Dr Johan Burger, also from the ISS, agreed that the crimes were possibly done by a mix of criminals and those acting out of desperation.
“We haven’t had time to analyse what is happening but what we have seen so far is criminals who are exploiting the situation and people without means to earn any sort of income during this lockdown. People are becoming poorer and can’t buy their immediate needs.
“What we know is the increasing number in unemployment is also a contributing factor to the crime we see in the country,” Burger said.
He said some people break into food outlets to get food, and also with the hope to get cash that will allow them to take care of their other obligations, like rent.
On the issue of vandalism at schools, political analyst Ralph Mathekga said he hoped police would dig deeper and look at who stood to benefit when those schools are repaired or buildings replaced.
“Police need to search for motivation on the vandalism of schools, especially in instances where there was no evidence of theft,” he said.
Mathekga said the lockdown disturbed a lot of economies, including the political economy. He said the reality of crime is something the country needs to deal with, especially because the lockdown meant some economic pipeline would be shut.
“The thing is that crime is not separate from humanity.
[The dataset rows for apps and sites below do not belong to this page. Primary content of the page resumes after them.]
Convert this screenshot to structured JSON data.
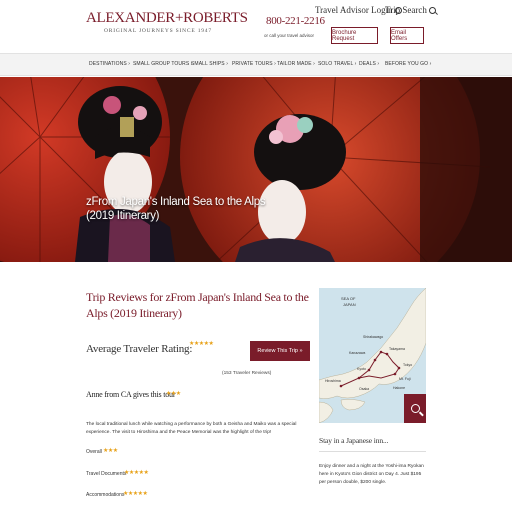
{
  "brand": {
    "logo_text": "ALEXANDER+ROBERTS",
    "tagline": "ORIGINAL JOURNEYS SINCE 1947",
    "color": "#7a1c2a"
  },
  "header": {
    "phone": "800-221-2216",
    "phone_sub": "or call your travel advisor",
    "travel_advisor_login": "Travel Advisor Login",
    "trip_search": "Trip Search",
    "brochure_button": "Brochure Request",
    "email_button": "Email Offers"
  },
  "nav": {
    "items": [
      "DESTINATIONS ›",
      "SMALL GROUP TOURS ›",
      "SMALL SHIPS ›",
      "PRIVATE TOURS ›",
      "TAILOR MADE ›",
      "SOLO TRAVEL ›",
      "DEALS ›",
      "BEFORE YOU GO ›"
    ]
  },
  "hero": {
    "title": "zFrom Japan's Inland Sea to the Alps (2019 Itinerary)"
  },
  "reviews": {
    "title": "Trip Reviews for zFrom Japan's Inland Sea to the Alps (2019 Itinerary)",
    "avg_label": "Average Traveler Rating:",
    "avg_stars": "★★★★★",
    "review_button": "Review This Trip »",
    "count": "(153 Traveler Reviews)",
    "reviewer": "Anne from CA gives this tour",
    "reviewer_stars": "★★★",
    "text": "The local traditional lunch while watching a performance by both a Geisha and Maiko was a special experience. The visit to Hiroshima and the Peace Memorial was the highlight of the trip!",
    "ratings": [
      {
        "label": "Overall",
        "stars": "★★★"
      },
      {
        "label": "Travel Documents",
        "stars": "★★★★★"
      },
      {
        "label": "Accommodations",
        "stars": "★★★★★"
      }
    ]
  },
  "map": {
    "labels": {
      "sea": "SEA OF JAPAN",
      "shirakawago": "Shirakawago",
      "kanazawa": "Kanazawa",
      "takayama": "Takayama",
      "kyoto": "Kyoto",
      "tokyo": "Tokyo",
      "mtfuji": "Mt. Fuji",
      "hakone": "Hakone",
      "osaka": "Osaka",
      "hiroshima": "Hiroshima"
    }
  },
  "sidebar": {
    "title": "Stay in a Japanese inn...",
    "text": "Enjoy dinner and a night at the Yoshi-ima Ryokan here in Kyoto's Gion district on Day 4. Just $195 per person double, $200 single."
  }
}
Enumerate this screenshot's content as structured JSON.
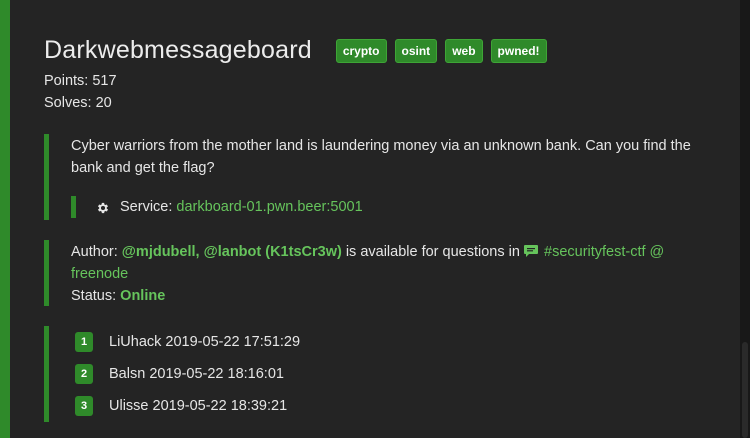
{
  "challenge": {
    "title": "Darkwebmessageboard",
    "tags": [
      "crypto",
      "osint",
      "web",
      "pwned!"
    ],
    "points_label": "Points: 517",
    "solves_label": "Solves: 20",
    "description": "Cyber warriors from the mother land is laundering money via an unknown bank. Can you find the bank and get the flag?",
    "service_label": "Service:",
    "service_link": "darkboard-01.pwn.beer:5001"
  },
  "author": {
    "prefix": "Author:",
    "names": "@mjdubell, @lanbot (K1tsCr3w)",
    "middle": "is available for questions in",
    "channel": "#securityfest-ctf @ freenode",
    "status_label": "Status:",
    "status_value": "Online"
  },
  "solves": [
    {
      "rank": "1",
      "team": "LiUhack",
      "time": "2019-05-22 17:51:29"
    },
    {
      "rank": "2",
      "team": "Balsn",
      "time": "2019-05-22 18:16:01"
    },
    {
      "rank": "3",
      "team": "Ulisse",
      "time": "2019-05-22 18:39:21"
    }
  ],
  "colors": {
    "accent": "#2f8a2a",
    "link": "#66c45c",
    "background": "#242424"
  },
  "icons": {
    "service": "gear-icon",
    "channel": "chat-icon"
  }
}
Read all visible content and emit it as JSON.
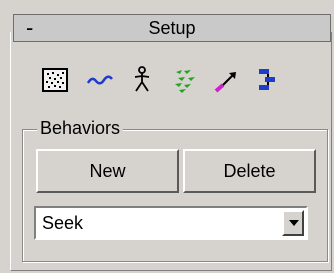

Criminals have well established networks and this lockdown disturbed those networks tremendously,” he said.